Yeah, that movie was about a lot of things. But ultimately, to me, it was about how phony people can get when they’re trying to be part of some scene, becoming an actress or a New York hipster or whatever. You have several examples of that, not just the auditions. And then Iris says no and reclaims her dignity.
Yeah. It’s true. I thought that if we could give credit to the people that say no to doing horrible things all the time, what an encouraging world this would be. When we walk by some horribly offensive billboard, maybe it took years for them to cast it, because so many thousands of people said “No, I won’t be part of that thing.” But we’ll never know. Maybe they had to scrape the bottom of the barrel to get to that place. I like that idea.

Yeah. But I also think, “Nah, there aren’t that many people who say no.” But maybe I just think so because we don’t get to see them.
Yeah, I’m being hopeful. You can see where the hallucinogens came in. [laughs]

You know Cary Grant was a big hallucinogens-taker.
I had heard that. One of the first times that I tripped, I thought, wow, this whole world was built on tripping! It’s made for people who are tripping!
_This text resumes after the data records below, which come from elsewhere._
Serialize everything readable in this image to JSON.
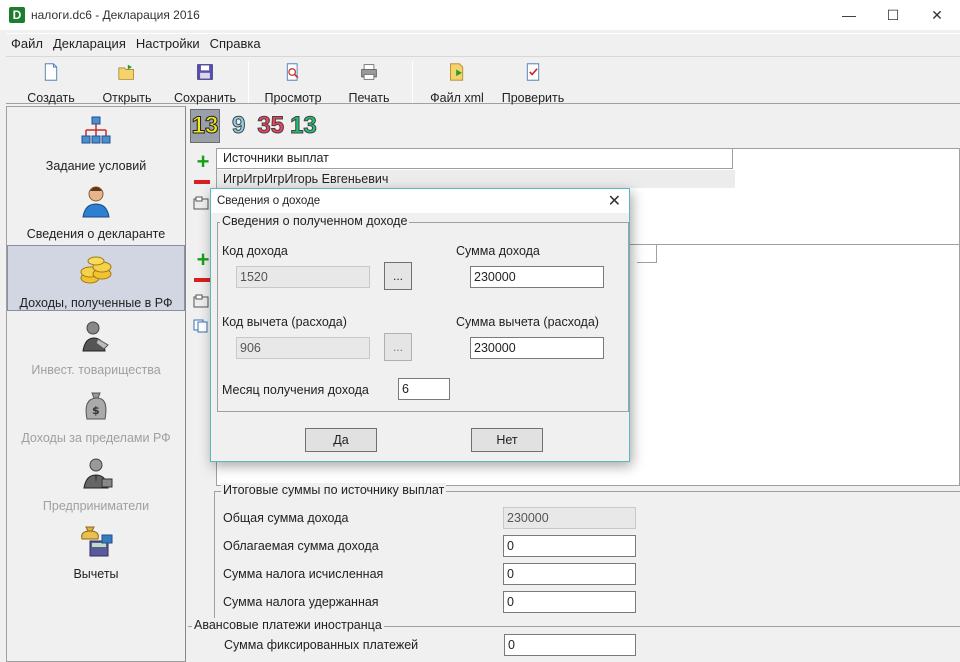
{
  "window": {
    "title": "налоги.dc6 - Декларация 2016",
    "icon_letter": "D",
    "minimize_glyph": "—",
    "maximize_glyph": "☐",
    "close_glyph": "✕"
  },
  "menu": [
    "Файл",
    "Декларация",
    "Настройки",
    "Справка"
  ],
  "toolbar": {
    "create": "Создать",
    "open": "Открыть",
    "save": "Сохранить",
    "preview": "Просмотр",
    "print": "Печать",
    "xml": "Файл xml",
    "check": "Проверить"
  },
  "sidebar": {
    "items": [
      {
        "label": "Задание условий",
        "icon": "flowchart-icon"
      },
      {
        "label": "Сведения о декларанте",
        "icon": "person-icon"
      },
      {
        "label": "Доходы, полученные в РФ",
        "icon": "coins-icon"
      },
      {
        "label": "Инвест. товарищества",
        "icon": "handshake-icon"
      },
      {
        "label": "Доходы за пределами РФ",
        "icon": "money-bag-icon"
      },
      {
        "label": "Предприниматели",
        "icon": "businessman-icon"
      },
      {
        "label": "Вычеты",
        "icon": "calculator-icon"
      }
    ],
    "active_index": 2
  },
  "rates": {
    "r1": "13",
    "r2": "9",
    "r3": "35",
    "r4": "13"
  },
  "sources_table": {
    "header": "Источники выплат",
    "rows": [
      "ИгрИгрИгрИгорь Евгеньевич"
    ]
  },
  "totals": {
    "title": "Итоговые суммы по источнику выплат",
    "total_income_label": "Общая сумма дохода",
    "total_income_value": "230000",
    "taxable_label": "Облагаемая сумма дохода",
    "taxable_value": "0",
    "tax_calc_label": "Сумма налога исчисленная",
    "tax_calc_value": "0",
    "tax_withheld_label": "Сумма налога удержанная",
    "tax_withheld_value": "0"
  },
  "advance": {
    "title": "Авансовые платежи иностранца",
    "fixed_label": "Сумма фиксированных платежей",
    "fixed_value": "0"
  },
  "dialog": {
    "title": "Сведения о доходе",
    "close_glyph": "✕",
    "group_title": "Сведения о полученном доходе",
    "income_code_label": "Код дохода",
    "income_code_value": "1520",
    "income_sum_label": "Сумма дохода",
    "income_sum_value": "230000",
    "deduction_code_label": "Код вычета (расхода)",
    "deduction_code_value": "906",
    "deduction_sum_label": "Сумма вычета (расхода)",
    "deduction_sum_value": "230000",
    "month_label": "Месяц получения дохода",
    "month_value": "6",
    "ellipsis": "...",
    "yes": "Да",
    "no": "Нет"
  }
}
When I did it as a kid, I felt like it was a way of just really being in the moment. I grew up in a city and then moved to Indiana. I really hated being there, but when I took acid it was like, “Wow, look at the leaves and listen to the wind! It’s all so beautiful!” I appreciated where I was for the first time, in a way.
Absolutely. I just got in last night so I went back to my parents’ place, and for me this place is full of memories and ghosts. So I’m up bringing my bags up the stairs and I had this memory of spending a couple of hours on that first level of stairs with my best friend Izzie after we had both eaten mushrooms for the first time in City Hall Park across the street. I remember sitting in City Hall Park and me going, “This grass is really green.” And Izzie said “Yeah, it’s green,” and I went, “No, it’s REALLY green, man.” And he went, “It’s true, man! It is really, really green.” [laughs]